Task item:
Exact duplicates of all the records are needed.
[[ Raw data, beginning ]]
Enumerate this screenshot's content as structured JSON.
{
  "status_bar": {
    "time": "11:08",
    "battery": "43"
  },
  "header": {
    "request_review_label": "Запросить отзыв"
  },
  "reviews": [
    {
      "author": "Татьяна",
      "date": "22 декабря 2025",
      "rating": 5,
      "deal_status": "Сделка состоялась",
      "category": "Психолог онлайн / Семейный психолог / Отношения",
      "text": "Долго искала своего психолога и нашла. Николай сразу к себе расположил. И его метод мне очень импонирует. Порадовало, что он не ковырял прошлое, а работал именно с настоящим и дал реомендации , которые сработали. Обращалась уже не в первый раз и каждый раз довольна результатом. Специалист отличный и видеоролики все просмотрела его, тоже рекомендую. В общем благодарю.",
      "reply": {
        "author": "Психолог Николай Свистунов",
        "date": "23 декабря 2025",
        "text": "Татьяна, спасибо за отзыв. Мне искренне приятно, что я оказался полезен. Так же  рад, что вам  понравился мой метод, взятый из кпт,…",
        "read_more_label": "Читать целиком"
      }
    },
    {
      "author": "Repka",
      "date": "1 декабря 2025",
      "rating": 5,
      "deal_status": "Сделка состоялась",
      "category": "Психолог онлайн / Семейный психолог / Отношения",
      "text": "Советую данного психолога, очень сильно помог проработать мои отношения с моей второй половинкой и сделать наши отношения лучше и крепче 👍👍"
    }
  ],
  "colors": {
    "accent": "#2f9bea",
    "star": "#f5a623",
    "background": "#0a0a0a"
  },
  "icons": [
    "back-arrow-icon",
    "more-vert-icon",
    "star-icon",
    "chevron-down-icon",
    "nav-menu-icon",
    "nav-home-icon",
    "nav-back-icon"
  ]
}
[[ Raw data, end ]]
Solution for this task:
Enumerate this screenshot's content as structured JSON.
{
  "status_bar": {
    "time": "11:08",
    "battery": "43"
  },
  "header": {
    "request_review_label": "Запросить отзыв"
  },
  "reviews": [
    {
      "author": "Татьяна",
      "date": "22 декабря 2025",
      "rating": 5,
      "deal_status": "Сделка состоялась",
      "category": "Психолог онлайн / Семейный психолог / Отношения",
      "text": "Долго искала своего психолога и нашла. Николай сразу к себе расположил. И его метод мне очень импонирует. Порадовало, что он не ковырял прошлое, а работал именно с настоящим и дал реомендации , которые сработали. Обращалась уже не в первый раз и каждый раз довольна результатом. Специалист отличный и видеоролики все просмотрела его, тоже рекомендую. В общем благодарю.",
      "reply": {
        "author": "Психолог Николай Свистунов",
        "date": "23 декабря 2025",
        "text": "Татьяна, спасибо за отзыв. Мне искренне приятно, что я оказался полезен. Так же  рад, что вам  понравился мой метод, взятый из кпт,…",
        "read_more_label": "Читать целиком"
      }
    },
    {
      "author": "Repka",
      "date": "1 декабря 2025",
      "rating": 5,
      "deal_status": "Сделка состоялась",
      "category": "Психолог онлайн / Семейный психолог / Отношения",
      "text": "Советую данного психолога, очень сильно помог проработать мои отношения с моей второй половинкой и сделать наши отношения лучше и крепче 👍👍"
    }
  ],
  "colors": {
    "accent": "#2f9bea",
    "star": "#f5a623",
    "background": "#0a0a0a"
  },
  "icons": [
    "back-arrow-icon",
    "more-vert-icon",
    "star-icon",
    "chevron-down-icon",
    "nav-menu-icon",
    "nav-home-icon",
    "nav-back-icon"
  ]
}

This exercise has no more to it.